A few wrinkles to iron out: a better selvedge weave, and perhaps addition of floating selvedges, much as I hate them.
If you've been following along the last few days, you will remember that now we're at the tricky part of the warping: passing the knots forward through the heddle eyes and the reed. Here they are part way into their journey. They have to pass the rocky shoals of 880 heddle eyes.
Gentle coaxing and slight tugging got them all safely through in 15 minutes. Then came another hazard, navigating the knots through the reed.
Home port is in sight! Time for a celebratory beverage.
Baseball watching is a good time to do hems. I like to baste my hems first, then running them off on the sewing machine is quick work. Clipping the thread tails & removing the basting is good TV work, too. Here are the nine hemp/cotton dishtowels hemmed & ironed, courtesy of the playoffs.
But during the day it's all business. After looking at the double twill samples, I felt that there wasn't enough green. In theory, the sections combining blue & yellow wefts should have looked green, but they were a pale and washed out green. I tried another set of samples using red, yellow-orange, and green as the wefts (instead of the original magenta-yellow-turquoise), and this time got better greens. The palette has an entirely different character, as you would expect. Since the project requires a strong green, I'm going with the new weft colors.
Here's the entire set of 72 samples, with some wrong side action showing underneath.
After weeks of fiddling about on the computer with possible Pattern Presets for the double twill samples, I finally got the first batch woven. What a revelation! There is no computer simulation that comes close to the real thing where yarn is concerned. Just my opinion, of course. For more information about Pattern Presets, see The Woven Pixel (more info on sidebar under books).

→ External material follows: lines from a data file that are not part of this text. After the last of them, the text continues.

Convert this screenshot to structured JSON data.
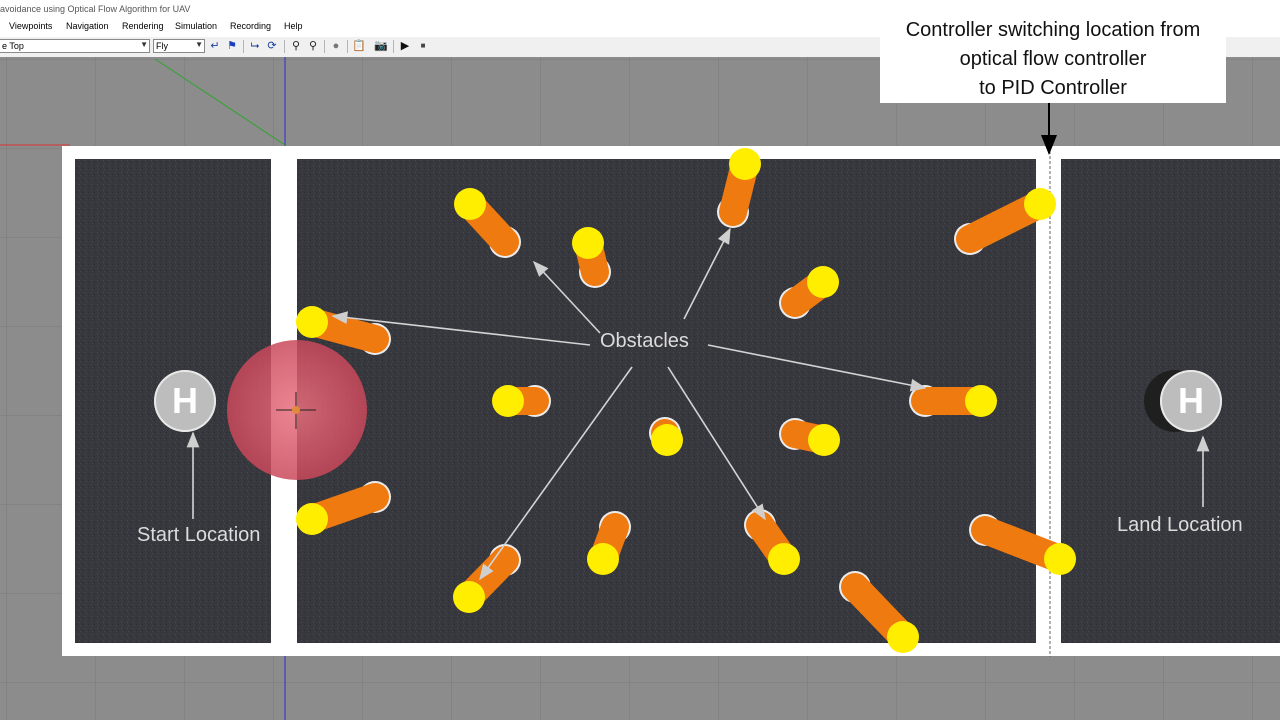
{
  "window": {
    "title": "avoidance using  Optical Flow Algorithm for UAV"
  },
  "menu": [
    "Viewpoints",
    "Navigation",
    "Rendering",
    "Simulation",
    "Recording",
    "Help"
  ],
  "toolbar": {
    "viewpoint_value": "e Top",
    "navigation_value": "Fly",
    "icons": [
      "undo-arrow-icon",
      "flag-icon",
      "align-icon",
      "refresh-icon",
      "zoom-in-icon",
      "zoom-out-icon",
      "record-icon",
      "clipboard-icon",
      "camera-icon",
      "play-icon",
      "stop-icon"
    ]
  },
  "scene": {
    "obstacles_label": "Obstacles",
    "start_label": "Start Location",
    "land_label": "Land Location",
    "helipad_letter": "H"
  },
  "callout": {
    "lines": [
      "Controller switching location from",
      "optical flow  controller",
      "to PID Controller"
    ]
  },
  "colors": {
    "obstacle_body": "#ee7a10",
    "obstacle_cap": "#ffee00",
    "ground": "#36363d",
    "frame": "#ffffff",
    "start_zone": "#e0304a",
    "annotation": "#d9d9d9",
    "grid": "#8c8c8c"
  }
}
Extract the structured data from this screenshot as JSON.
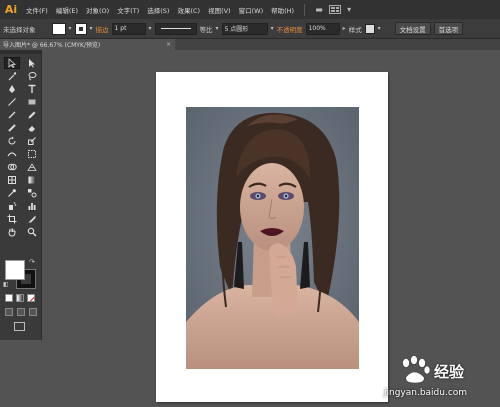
{
  "app": {
    "logo": "Ai"
  },
  "menu": {
    "items": [
      "文件(F)",
      "编辑(E)",
      "对象(O)",
      "文字(T)",
      "选择(S)",
      "效果(C)",
      "视图(V)",
      "窗口(W)",
      "帮助(H)"
    ]
  },
  "control_bar": {
    "selection_label": "未选择对象",
    "stroke_label": "描边",
    "stroke_weight": "1 pt",
    "profile_label": "等比",
    "brush_label": "5 点圆形",
    "opacity_label": "不透明度",
    "opacity_value": "100%",
    "style_label": "样式",
    "doc_setup_button": "文档设置",
    "preferences_button": "首选项"
  },
  "document_tab": {
    "title": "导入图片* @ 66.67% (CMYK/预览)",
    "close": "×"
  },
  "tools": [
    "selection-tool",
    "direct-selection-tool",
    "magic-wand-tool",
    "lasso-tool",
    "pen-tool",
    "type-tool",
    "line-tool",
    "rectangle-tool",
    "paintbrush-tool",
    "pencil-tool",
    "blob-brush-tool",
    "eraser-tool",
    "rotate-tool",
    "scale-tool",
    "width-tool",
    "free-transform-tool",
    "shape-builder-tool",
    "perspective-grid-tool",
    "mesh-tool",
    "gradient-tool",
    "eyedropper-tool",
    "blend-tool",
    "symbol-sprayer-tool",
    "column-graph-tool",
    "artboard-tool",
    "slice-tool",
    "hand-tool",
    "zoom-tool"
  ],
  "watermark": {
    "title": "经验",
    "url": "jingyan.baidu.com"
  },
  "colors": {
    "accent": "#e08c3a",
    "logo": "#f0a12a",
    "canvas_bg": "#535353",
    "photo_bg": "#646d79"
  }
}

I selected magenta, yellow, and turquoise as my three wefts on this black & white warp. The subtle distinctions between the various twills and single & double weft combinations is very encouraging. Above picture shows the first 18 combinations. Tomorrow I'll weave up the remaining 18. Click to enlarge. All the twills on the back are 2/2; unexpected combinations emerge. I consider this the "wrong" side. But you never know...
Be careful standing back up after peering under the loom!
One of my goals in weaving these samples was to see how the unmercerized 16/2 cotton would behave at 60 epi in a 15 dent reed. So far no problem, although I do see a very slight fuzziness developing on the warp ends in front of the reed. I'll have to keep an eye on them. If there is any significant breakage I may have to rethink the 16/2 cotton for the jacquard warp.